SEO is changing. Some are even proclaiming the field dead. That’s not true, but 2017 is going to look radically different than any year before it for digital marketers. And getting the message online is more important than ever: 92% of business purchases start with a search, and 81% of customer journeys start online. Tyson Stockton of Searchmetrics.com gave a webinar about the future of SEO. Here are the major takeaways:
Stockton compared the Google search results of today and the one from just 6 years ago. The difference cannot be more acute. On top of being more aesthetically pleasing, now Google not only offers listings but videos, shopping options, news, Google ads, and maps are on the front page for almost all searches—80% of searches, in fact. This means that actual rankings are pushed further and further down the page, so that even if you are number nine or ten for a particular keyword you may not make the front page. You need to aim higher—at least number eight or higher.
And with 3 billion searches on Google, that means competition is going to get more intense.
Mobile is driving more and more traffic every day. So now it is vital to get onto mobile searches, battling both competitors and ads.
It’s important to know that desktop is still utilized heavily, for now. Furthermore, what results appear depend on the device: maps are more prominent on mobile searches, while images are featured more on desktop. App packs and Related Question Boxes are almost exclusively mobile.
In 2015, search keywords in the title were featured in 75% of the top results on Google. In 2016, that number dropped to 55%.
Keywords in the titles have long been a staple in the SEO toolkit. What happened?
Well, now Google is emphasizing a new kind of content—holistic content. It’s looking for content that answers as many questions a user might have about their query as possible. Google is all about providing an excellent user experience—it’s how they make their reputation—and they reward those sites that further that goal.
In that vein, if the query is “What movie parodies Star Wars?” they aren’t looking for a listing with “Movie That Parodies Star War.” They just want the answer—Spaceballs.

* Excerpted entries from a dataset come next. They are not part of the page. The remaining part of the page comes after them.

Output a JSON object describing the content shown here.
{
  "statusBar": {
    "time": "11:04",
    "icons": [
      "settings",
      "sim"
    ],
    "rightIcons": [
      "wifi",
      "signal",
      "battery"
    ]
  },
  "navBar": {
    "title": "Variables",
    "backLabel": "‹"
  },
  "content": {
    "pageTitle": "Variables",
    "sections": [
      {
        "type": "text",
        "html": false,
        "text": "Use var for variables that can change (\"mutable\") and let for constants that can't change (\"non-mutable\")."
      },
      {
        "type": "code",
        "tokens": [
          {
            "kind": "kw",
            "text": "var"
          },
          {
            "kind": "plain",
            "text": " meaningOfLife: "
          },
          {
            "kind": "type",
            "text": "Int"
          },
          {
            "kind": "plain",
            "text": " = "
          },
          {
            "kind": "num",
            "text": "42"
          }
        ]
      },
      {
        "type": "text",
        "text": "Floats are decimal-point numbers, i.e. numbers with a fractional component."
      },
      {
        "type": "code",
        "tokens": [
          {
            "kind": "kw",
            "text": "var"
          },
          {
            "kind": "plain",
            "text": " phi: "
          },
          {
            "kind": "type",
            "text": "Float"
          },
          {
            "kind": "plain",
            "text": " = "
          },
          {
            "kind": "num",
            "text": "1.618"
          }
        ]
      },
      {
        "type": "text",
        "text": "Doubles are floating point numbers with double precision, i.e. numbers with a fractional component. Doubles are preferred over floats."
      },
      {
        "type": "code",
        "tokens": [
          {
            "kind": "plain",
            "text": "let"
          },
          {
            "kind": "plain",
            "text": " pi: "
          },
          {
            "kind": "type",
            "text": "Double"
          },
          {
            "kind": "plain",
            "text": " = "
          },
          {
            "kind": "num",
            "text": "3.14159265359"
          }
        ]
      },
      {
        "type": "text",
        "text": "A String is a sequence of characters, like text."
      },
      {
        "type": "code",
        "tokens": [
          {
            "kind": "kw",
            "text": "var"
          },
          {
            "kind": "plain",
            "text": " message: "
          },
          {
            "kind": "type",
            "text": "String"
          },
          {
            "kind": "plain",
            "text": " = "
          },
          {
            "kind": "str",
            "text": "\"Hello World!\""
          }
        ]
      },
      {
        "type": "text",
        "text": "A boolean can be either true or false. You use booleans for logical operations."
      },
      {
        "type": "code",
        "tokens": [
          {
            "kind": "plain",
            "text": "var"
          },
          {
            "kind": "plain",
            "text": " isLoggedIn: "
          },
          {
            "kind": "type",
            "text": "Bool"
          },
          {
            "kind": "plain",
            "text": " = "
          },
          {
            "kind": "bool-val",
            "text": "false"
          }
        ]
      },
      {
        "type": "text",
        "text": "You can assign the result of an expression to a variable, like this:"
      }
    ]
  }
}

So while H1 tag usage is up among leading websites, keywords in the H1 among them have dropped. Google is looking for answers, much more than keywords, so H1 tags are really used as summaries of the content for Google.
Keyword optimized title, H1, H2, and body copy are still good, but are now just one part of the overall equation.
In the old days of SEO, the bare minimum for a ranked page was 300 words focused around a keyword. Those days are no more. The word count of the best ranked pages on average has increased over the past year: from 1,285 to 1,633. The word count reflects Google’s desire for topics covered more completely. In fact, you could say that instead of one keyword, one page, the optimal SERP model is one topic, one page.
What is replacing the old SEO ranking tools? Partly, it’s the rise of machine learning and deep learning. Hummingbird, their core algorithm, is one indication of this change in priorities
Rankbrain is often called one of Google’s most important ranking factors, but it isn’t really a factor. It’s an algorithm using artificial intelligence that weighs numerous factors for every website, and determines how each website ranks. It also handles unusual queries Google has not seen before.
What’s important is that the factors Rankbrain weighs changes based on the queries of customers-whether intellectual or transactional– and the industry to which the website belongs. Rankbrain emphasizes relevance, in other words, and weighs rankings based on that factor most prominently.
It’s still advisable to use keywords as we still do. The idea here is to broaden the criteria for quality SEO. Additionally, all of Searchmetrics findings might have other explanations—it’s not clear if the keyword model is truly dying or if something else is causing the results.
Finally, quality is still king—the only difference is the depth of content and the structure of that content to answer more diverse queries.